__YOUR GOAL__
Determine the number of lines in the data that contain "from", and write only that number.

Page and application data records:
━━━
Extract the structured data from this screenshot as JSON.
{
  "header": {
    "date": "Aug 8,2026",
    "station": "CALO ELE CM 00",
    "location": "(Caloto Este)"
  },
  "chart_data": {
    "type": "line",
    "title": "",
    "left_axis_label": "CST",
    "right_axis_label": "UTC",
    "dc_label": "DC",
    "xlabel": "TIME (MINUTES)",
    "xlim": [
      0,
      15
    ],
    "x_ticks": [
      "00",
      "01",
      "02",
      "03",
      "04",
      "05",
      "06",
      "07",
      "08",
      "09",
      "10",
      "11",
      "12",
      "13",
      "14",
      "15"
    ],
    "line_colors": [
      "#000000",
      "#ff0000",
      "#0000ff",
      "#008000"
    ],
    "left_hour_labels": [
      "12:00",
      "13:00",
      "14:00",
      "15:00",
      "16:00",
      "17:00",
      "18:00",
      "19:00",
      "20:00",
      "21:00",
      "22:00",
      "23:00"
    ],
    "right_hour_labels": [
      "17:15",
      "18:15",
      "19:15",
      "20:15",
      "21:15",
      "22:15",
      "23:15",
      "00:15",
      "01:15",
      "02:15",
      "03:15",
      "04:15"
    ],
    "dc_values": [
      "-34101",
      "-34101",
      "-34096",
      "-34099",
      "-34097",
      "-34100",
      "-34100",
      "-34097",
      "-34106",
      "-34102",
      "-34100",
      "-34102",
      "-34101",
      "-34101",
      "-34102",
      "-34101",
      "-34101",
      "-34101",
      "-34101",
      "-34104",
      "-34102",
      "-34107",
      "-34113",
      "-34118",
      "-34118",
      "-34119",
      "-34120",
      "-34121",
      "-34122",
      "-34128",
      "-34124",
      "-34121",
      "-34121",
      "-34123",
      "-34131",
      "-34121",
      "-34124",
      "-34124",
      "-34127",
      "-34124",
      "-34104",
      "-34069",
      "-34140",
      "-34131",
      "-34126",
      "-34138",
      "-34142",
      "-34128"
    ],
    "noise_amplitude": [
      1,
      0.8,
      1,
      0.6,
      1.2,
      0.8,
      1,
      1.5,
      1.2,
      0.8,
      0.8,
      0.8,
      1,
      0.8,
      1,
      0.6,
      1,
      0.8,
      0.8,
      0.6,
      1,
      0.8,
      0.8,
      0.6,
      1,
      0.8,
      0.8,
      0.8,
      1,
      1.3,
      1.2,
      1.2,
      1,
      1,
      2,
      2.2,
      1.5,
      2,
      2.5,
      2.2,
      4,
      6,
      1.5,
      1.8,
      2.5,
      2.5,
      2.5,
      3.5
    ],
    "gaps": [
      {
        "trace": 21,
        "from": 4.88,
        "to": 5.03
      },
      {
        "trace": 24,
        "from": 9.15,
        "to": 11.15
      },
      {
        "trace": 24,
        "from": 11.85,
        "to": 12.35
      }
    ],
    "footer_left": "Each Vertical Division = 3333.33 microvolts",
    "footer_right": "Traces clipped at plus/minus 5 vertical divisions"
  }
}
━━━
__RESPONSE FOR THIS EXERCISE__
4